Minor League Presidents
But the presidents of seven of those minor leagues decided they could not stand by and get run over. It was time to stand up and be counted.
No one stood taller than Patrick T. Powers, president of the Eastern League, and a man who knew his way around in the big time of baseball. When the group got together for the original organizing meeting in Chicago on Sept. 5, 1901, they wasted no time in selecting Powers as the first president.
Powers quickly gave the organization a name -- the National Association of Professional Baseball Leagues, Inc. It is still the official corporate name to this day, although the organization switched to the less cumbersome and better understood title of “Minor League Baseball” a few years ago.
While the group of seven were ready to take on the all-powerful National League, they knew they didn’t have much leverage in the battle. That’s why they turned to Powers.
He was not a true “insider” in the National League at the time, but he had the respect of those who were. In his earlier years, Powers had worked for the New York team and developed a reputation for integrity. Along the way, he had become an expert on rules in the governing of the sport, while honing his skills as a negotiator.
More than that, Powers had been active in New York City in the entertainment business, which put him in contact with many of leaders in Major League baseball. Powers operated out of Madison Square Garden with a variety of public amusement enterprises, including bicycle races, which were quite popular at the time.
The presence of Powers in the leadership of the National Association earned instant respect for the new organization, and convinced many in Major League Baseball that it could be worth supporting.
Powers and the others knew that a high priority had to be getting the National League to restore the National Agreement, which would give protection to all leagues involved, particularly in the key areas of contracts and territorial rights. The National League had ended this agreement as part of its war with the American League.

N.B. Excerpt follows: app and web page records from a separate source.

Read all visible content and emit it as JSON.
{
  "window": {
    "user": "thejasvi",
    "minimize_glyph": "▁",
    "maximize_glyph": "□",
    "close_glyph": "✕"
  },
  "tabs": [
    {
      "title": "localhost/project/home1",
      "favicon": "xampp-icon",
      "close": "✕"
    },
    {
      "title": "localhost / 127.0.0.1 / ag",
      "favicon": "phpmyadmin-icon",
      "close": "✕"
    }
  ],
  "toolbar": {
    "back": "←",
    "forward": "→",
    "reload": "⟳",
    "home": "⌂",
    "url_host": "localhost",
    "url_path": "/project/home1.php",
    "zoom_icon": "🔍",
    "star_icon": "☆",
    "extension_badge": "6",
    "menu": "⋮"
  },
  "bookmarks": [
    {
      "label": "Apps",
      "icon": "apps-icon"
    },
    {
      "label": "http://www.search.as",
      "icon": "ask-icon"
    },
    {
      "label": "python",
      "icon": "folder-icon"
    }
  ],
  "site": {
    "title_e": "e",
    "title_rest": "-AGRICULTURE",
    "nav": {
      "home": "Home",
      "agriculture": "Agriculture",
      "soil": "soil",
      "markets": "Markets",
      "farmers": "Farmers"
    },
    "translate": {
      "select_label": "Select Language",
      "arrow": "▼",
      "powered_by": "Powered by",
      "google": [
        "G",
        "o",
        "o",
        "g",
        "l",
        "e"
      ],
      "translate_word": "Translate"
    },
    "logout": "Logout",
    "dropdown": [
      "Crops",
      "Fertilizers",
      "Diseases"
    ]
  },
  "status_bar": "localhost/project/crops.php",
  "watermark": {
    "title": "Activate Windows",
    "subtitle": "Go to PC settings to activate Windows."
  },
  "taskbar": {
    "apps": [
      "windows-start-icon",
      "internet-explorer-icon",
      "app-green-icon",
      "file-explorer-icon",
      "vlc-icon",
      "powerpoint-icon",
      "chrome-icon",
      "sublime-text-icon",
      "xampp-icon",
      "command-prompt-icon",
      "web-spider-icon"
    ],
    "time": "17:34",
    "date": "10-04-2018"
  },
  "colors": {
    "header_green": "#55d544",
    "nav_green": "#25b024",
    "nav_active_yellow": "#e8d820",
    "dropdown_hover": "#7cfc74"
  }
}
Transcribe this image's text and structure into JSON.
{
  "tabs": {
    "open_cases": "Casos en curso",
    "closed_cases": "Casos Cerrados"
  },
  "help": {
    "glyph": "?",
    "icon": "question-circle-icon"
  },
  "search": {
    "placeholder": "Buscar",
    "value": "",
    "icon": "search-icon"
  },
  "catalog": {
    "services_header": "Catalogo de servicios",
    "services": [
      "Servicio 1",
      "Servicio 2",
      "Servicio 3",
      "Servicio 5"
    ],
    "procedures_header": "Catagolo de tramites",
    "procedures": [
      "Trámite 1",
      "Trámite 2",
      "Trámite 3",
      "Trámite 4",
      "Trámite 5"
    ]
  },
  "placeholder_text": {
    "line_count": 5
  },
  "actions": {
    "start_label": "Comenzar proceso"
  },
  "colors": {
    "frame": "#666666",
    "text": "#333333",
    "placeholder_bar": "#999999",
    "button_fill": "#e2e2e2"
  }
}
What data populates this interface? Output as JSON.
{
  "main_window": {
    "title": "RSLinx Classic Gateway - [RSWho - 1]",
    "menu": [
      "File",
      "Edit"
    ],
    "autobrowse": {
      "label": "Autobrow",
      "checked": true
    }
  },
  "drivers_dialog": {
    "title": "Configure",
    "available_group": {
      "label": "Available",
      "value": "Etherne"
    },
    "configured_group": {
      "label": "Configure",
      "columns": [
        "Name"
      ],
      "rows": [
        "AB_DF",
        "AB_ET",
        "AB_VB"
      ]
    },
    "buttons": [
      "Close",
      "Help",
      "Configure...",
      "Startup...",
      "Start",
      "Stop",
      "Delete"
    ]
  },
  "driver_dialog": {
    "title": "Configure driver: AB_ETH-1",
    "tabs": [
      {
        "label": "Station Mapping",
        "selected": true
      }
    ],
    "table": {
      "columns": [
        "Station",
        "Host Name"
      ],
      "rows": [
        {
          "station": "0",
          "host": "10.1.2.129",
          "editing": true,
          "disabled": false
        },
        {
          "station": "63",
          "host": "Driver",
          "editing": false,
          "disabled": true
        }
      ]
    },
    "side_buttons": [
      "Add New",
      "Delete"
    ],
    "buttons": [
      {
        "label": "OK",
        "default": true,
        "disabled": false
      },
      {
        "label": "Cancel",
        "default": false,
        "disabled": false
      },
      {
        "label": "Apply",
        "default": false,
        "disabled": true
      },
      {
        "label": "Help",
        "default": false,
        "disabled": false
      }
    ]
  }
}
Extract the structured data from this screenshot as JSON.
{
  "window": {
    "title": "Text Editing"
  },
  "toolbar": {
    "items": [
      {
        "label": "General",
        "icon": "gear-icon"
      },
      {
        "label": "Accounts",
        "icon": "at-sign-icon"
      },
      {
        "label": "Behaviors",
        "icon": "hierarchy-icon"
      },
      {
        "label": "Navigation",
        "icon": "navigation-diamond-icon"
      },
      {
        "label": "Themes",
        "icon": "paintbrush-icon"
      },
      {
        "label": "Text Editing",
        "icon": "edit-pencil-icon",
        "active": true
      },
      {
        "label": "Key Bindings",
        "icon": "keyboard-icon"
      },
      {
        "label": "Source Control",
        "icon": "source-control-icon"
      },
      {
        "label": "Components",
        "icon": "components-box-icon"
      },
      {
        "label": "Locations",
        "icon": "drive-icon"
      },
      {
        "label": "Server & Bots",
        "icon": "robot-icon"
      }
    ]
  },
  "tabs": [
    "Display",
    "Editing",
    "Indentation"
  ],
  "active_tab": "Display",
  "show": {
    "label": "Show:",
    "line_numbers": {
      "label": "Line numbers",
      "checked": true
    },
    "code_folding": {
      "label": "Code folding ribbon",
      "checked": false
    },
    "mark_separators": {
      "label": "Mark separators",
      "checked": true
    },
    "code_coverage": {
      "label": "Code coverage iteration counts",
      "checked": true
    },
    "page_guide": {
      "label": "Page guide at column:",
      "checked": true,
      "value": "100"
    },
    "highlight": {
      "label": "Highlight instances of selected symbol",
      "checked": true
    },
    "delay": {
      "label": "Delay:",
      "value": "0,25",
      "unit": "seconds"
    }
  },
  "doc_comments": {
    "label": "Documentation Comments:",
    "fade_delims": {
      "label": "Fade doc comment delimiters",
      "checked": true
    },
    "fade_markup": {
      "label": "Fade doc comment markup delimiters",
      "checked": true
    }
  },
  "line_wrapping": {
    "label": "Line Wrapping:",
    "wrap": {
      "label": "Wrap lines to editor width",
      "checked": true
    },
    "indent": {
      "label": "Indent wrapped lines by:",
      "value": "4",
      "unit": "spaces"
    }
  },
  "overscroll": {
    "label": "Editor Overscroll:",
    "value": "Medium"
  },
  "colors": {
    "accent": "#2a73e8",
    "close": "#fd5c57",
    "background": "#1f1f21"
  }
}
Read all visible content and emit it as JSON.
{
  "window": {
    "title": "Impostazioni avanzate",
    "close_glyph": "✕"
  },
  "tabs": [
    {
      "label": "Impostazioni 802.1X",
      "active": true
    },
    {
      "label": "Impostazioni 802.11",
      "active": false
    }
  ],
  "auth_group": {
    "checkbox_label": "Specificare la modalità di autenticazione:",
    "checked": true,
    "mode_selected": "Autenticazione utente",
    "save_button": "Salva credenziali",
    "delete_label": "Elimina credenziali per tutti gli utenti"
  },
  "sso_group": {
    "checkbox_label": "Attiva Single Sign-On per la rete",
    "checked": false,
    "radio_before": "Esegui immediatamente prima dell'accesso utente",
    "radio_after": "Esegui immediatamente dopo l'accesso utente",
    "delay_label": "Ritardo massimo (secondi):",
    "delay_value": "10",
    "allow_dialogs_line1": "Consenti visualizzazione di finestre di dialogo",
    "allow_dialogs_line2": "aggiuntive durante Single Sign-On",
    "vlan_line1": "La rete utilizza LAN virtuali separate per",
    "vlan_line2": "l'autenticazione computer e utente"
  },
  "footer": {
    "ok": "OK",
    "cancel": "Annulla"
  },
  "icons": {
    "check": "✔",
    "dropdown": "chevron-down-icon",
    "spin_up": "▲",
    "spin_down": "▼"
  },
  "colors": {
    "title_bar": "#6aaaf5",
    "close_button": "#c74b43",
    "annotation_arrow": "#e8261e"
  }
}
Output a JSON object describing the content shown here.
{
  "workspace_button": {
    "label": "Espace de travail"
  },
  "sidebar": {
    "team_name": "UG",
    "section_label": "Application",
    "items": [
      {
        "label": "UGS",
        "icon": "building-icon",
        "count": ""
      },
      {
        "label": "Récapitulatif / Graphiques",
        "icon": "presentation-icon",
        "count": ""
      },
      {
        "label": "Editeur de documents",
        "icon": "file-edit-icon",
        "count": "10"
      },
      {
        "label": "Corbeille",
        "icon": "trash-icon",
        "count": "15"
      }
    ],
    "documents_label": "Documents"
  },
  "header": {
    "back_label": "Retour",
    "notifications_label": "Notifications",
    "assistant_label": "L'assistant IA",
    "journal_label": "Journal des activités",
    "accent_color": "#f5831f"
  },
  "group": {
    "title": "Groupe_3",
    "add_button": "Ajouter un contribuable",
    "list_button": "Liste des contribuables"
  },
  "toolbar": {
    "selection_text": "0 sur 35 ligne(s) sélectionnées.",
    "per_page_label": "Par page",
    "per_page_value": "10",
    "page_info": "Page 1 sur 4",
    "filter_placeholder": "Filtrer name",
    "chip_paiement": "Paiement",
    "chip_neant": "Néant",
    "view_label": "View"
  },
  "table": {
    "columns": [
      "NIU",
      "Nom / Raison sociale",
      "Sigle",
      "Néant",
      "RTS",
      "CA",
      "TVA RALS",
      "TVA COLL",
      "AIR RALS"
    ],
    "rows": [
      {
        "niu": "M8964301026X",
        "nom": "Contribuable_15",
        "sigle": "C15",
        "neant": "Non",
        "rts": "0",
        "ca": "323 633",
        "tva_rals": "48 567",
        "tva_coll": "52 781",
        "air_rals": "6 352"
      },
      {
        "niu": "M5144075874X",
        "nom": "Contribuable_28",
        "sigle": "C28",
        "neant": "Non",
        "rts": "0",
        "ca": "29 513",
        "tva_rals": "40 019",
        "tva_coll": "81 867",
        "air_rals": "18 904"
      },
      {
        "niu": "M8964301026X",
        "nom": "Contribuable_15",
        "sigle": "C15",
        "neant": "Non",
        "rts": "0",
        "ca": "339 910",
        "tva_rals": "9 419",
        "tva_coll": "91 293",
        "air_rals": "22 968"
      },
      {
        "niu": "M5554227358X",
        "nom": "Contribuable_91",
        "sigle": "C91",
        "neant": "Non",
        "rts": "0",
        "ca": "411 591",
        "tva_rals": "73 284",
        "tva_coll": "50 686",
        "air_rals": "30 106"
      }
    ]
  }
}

But the achievements that came out of this new union were lengthy and impressive. The NAPBL set up standards for a player draft, a classification system for the different levels of leagues, a reserve list to limit the number of players for each team, and also a salary structure -- plus territorial and contract protection. All remain integral in the structure of the game today.
Powers gave solid leadership to Minor League Baseball, but did not serve a lengthy tenure. He had remained as president of the Eastern League -- which would become the International. A new war was heating up with the creation of the Federal League, a would-be major.
Many of the club owners whom Powers had brought into the game became involved, and wanted the league to become an independent. While many observers believe that Powers’ beliefs remained strongly behind the NAPBL, he felt an obligation to the members of his league. He felt the conflict of interest required his resignation as head of Minor League Baseball, and he terminated his presidency in 1909.